When my brother and his wife announced their unexpected pregnancy, my family was shocked. My brother and his now wife have been together for fourteen years, got engaged in January, and married in June. A whole two months later, the couple announced that they were expecting a baby. Timing is a strange thing in their world, and given that they are both almost forty years old, we were rightly shocked.
It is okay to want deep intimacy, to not have it, but to not choose false intimacy—and to sit in the longing. God meets us there. Really? Then, why do I desperately want to avoid sitting in the longing?

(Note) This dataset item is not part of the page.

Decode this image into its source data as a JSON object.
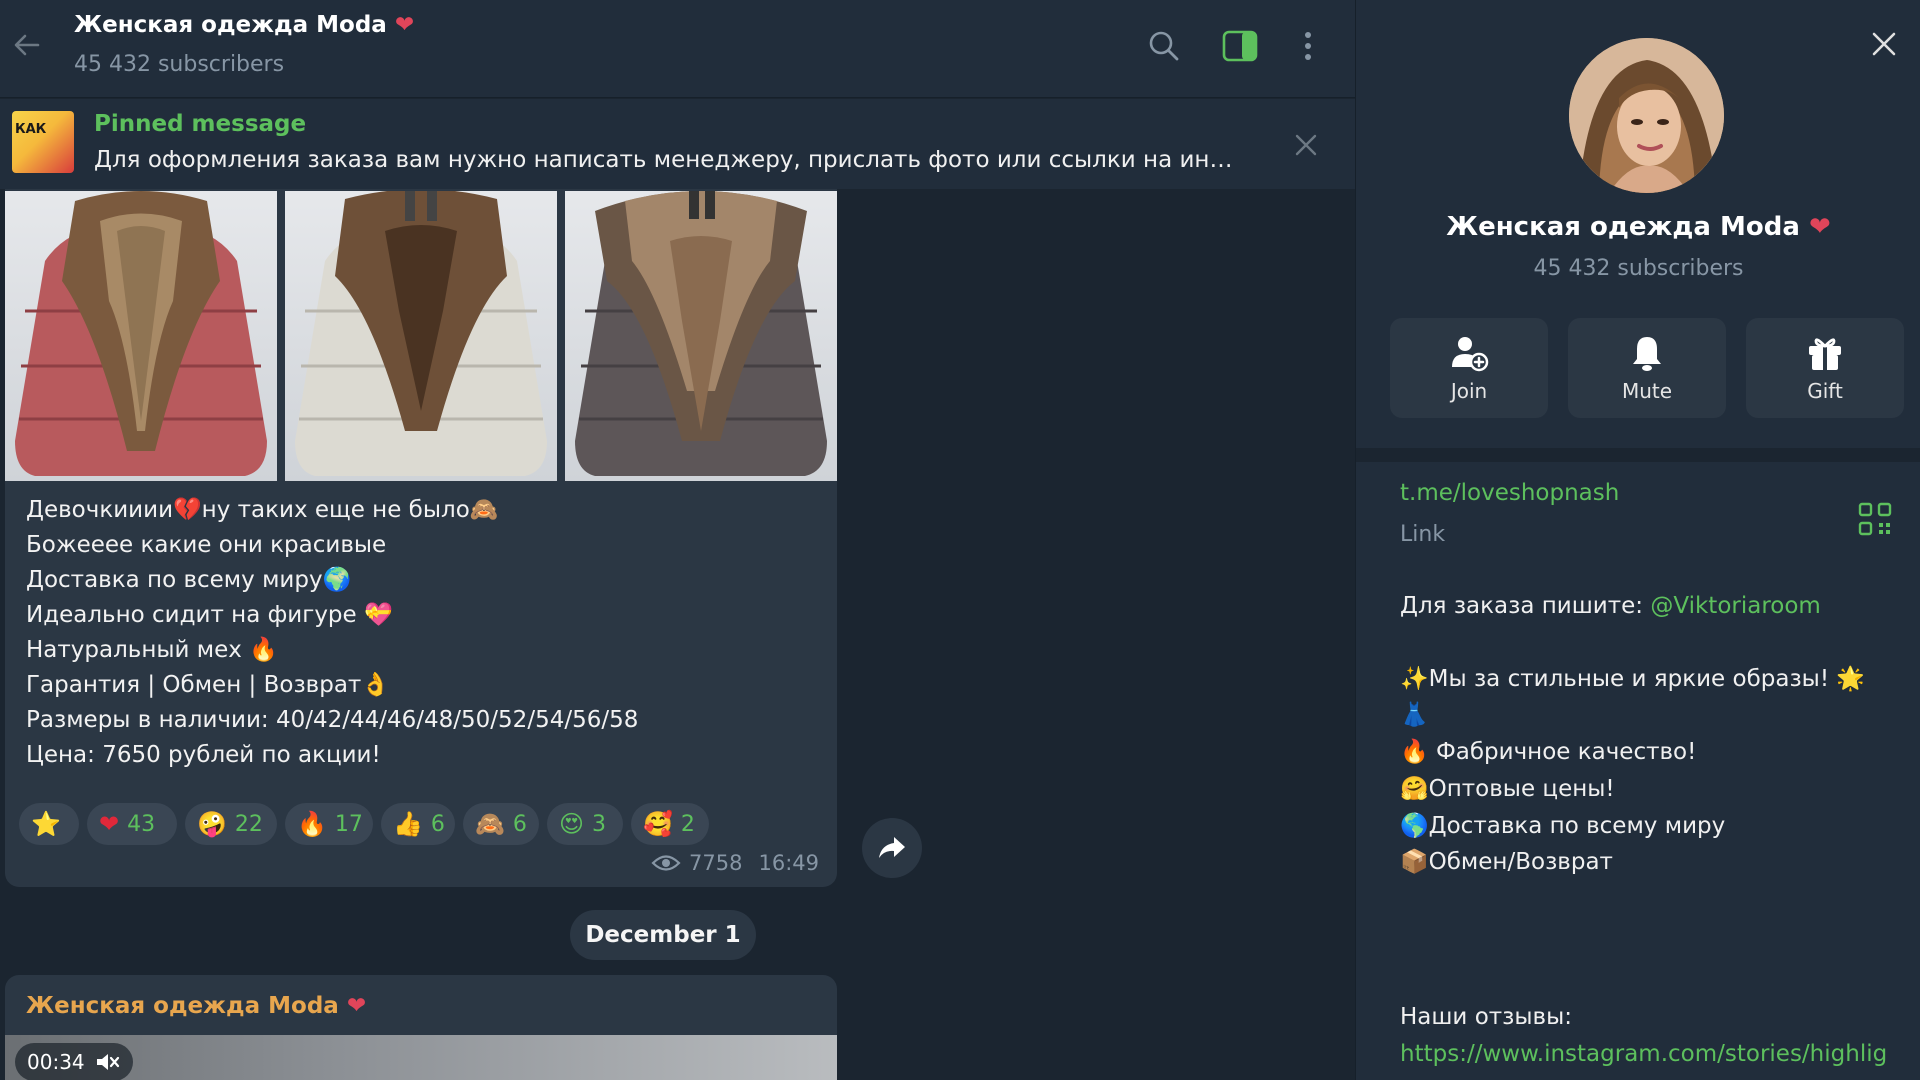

Let’s talk about sex. Let’s talk about sexuality. And in so doing, let’s realize that we’re all sexual and we all long for connection with others that is not fully provided in sexual intercourse. Let’s embrace solitude, know ourselves, and bring that self to others in a healthy way in order to approximate that intimacy we long for.
Back then, I didn't know any feminists, and I didn't think it was possible to be a Christian and a feminist. It didn't occur to me until years later to think critically about the jokes, or to question why so many—including evangelicals—write off feminists.
I read Sarah Bessey’s recent thread #ThingsOnlyChristianWomenHear with fascination. As I perused the comments, I was both amused by the absurdity of it all and grieved by the negative impact these sexist statements have on the community of God. This Twitter dialogue garnered so much attention that it was picked up by secular media, including the Huffington Post, which highlighted the ungodly comments and beliefs foisted upon women in many Christian circles.
The church of the first five centuries helped define women’s sense of self, integrating their understanding of sexuality and marriage with the redemptive work of Christ, thus encouraging them to contribute to the work of the church.
In holding men accountable, the #MeToo movement actually affirms men’s humanity—their ability to know and then choose right from wrong and to have healthy, mutual relationships with women. It also honors the good men who choose to treat others with equality and respect.